I found sections of the story totally engaging, Charlie and Miranda’s relationship, the arrival of Mark a young boy they decide to adopt, the relationship between Miranda and her unfortunate best friend. The novel tackles so many big issues and yet somehow seems to do so in a slightly distant and removed fashion. Of course there are amazingly clever passages, there are eminently quotable sentences, some of the comments that the characters make to each other are brilliant, but it was missing a heart, a little like Adam.
It is enjoyable but not amazing and that is a bit disappointing.
You’ll feel your heart being tugged when you read this. The plight of two teenage boys, fleeing the war in Syria is bound to be a heart breaker. I am a fan of this author having read two of his previous books and loved them. He has a way of writing about big issues with a gentle hand which is endearing and completely engaging and that is what he has done here. Through the eyes of his main character Zain, he takes through the myriad issues that face refugees. The fact that they are leaving their homes and loved ones and setting off on a journey to an unknown place with a completely unknown future, lack of money, it is dangerous and with what at times seem like insurmountable difficulties.

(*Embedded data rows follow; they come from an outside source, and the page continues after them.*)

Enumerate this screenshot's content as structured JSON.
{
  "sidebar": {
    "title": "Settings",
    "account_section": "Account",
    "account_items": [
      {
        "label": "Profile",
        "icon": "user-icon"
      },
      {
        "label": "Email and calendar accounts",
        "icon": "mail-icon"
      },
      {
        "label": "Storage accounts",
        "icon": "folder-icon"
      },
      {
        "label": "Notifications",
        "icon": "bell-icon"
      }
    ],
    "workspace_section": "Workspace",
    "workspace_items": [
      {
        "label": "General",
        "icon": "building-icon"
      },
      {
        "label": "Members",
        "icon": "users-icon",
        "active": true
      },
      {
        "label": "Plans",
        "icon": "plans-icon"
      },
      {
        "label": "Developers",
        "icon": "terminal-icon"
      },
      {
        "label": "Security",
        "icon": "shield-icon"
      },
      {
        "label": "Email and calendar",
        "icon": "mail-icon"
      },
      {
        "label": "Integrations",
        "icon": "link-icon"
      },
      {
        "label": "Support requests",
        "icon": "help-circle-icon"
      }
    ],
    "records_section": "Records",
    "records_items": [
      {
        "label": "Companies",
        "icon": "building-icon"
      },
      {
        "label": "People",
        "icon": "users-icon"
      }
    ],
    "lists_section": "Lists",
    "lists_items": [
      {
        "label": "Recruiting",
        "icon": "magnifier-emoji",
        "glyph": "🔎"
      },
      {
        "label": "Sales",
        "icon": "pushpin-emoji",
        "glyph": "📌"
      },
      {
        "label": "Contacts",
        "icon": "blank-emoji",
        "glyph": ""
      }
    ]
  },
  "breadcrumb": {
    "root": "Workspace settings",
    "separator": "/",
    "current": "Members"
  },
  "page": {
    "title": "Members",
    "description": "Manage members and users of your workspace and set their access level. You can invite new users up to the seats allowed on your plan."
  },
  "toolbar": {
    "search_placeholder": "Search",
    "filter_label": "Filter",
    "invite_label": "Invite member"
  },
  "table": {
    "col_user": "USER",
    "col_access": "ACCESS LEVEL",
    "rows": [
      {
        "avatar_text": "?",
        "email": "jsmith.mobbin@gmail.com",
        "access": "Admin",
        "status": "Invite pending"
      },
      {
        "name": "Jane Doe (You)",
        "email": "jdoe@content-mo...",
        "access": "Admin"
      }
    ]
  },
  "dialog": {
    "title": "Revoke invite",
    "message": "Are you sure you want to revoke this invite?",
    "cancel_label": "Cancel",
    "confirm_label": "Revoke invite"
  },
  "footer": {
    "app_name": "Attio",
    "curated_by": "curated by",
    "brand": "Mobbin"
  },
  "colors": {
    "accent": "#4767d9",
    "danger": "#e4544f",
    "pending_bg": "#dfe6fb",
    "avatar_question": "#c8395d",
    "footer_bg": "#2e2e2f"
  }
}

Zain and Mohammad wash up on a beach in Greece and then swim from there to Turkey at what is just the beginning of their long journey hoping to get to the U.K. it seems such an unlikely goal but they are gritty kids. On the beach they meet an elderly man called Jesus, he rescues them but in turn they rescue him and he becomes their travelling companion. He is difficult and worst of all is a very bad alcoholic but Zain feels a responsibility for him even if Mohammad is less keen, but then Mohammad is 14 and very self absorbed, understandable in one so young who has been wrenched from everything he knows and loves. Zain is sensible, he manages Mohammad so well, he promised his mum as they left that he would always look after his little brother and this is a promise he is determined to keep. These three will travel through country after country on their quest but on the way they will find strength and love and discover who they are along the way. The boys will discover that Jesus has a secret, they will cope with his alcoholism, they will become separated and there will be danger and sadness galore. The scenes at the end of the book are totally stunning and incredibly moving, tears were shed.
I only have a tiny criticism of this book, it is just slightly too long and could have been tighter in places but really it is one of those treasures of a story that we need in our lives right now. It is moving and topical. I was cheering for these boys from the start.
Thanks to the publishers and to Netgalley for giving me access to this lovely book.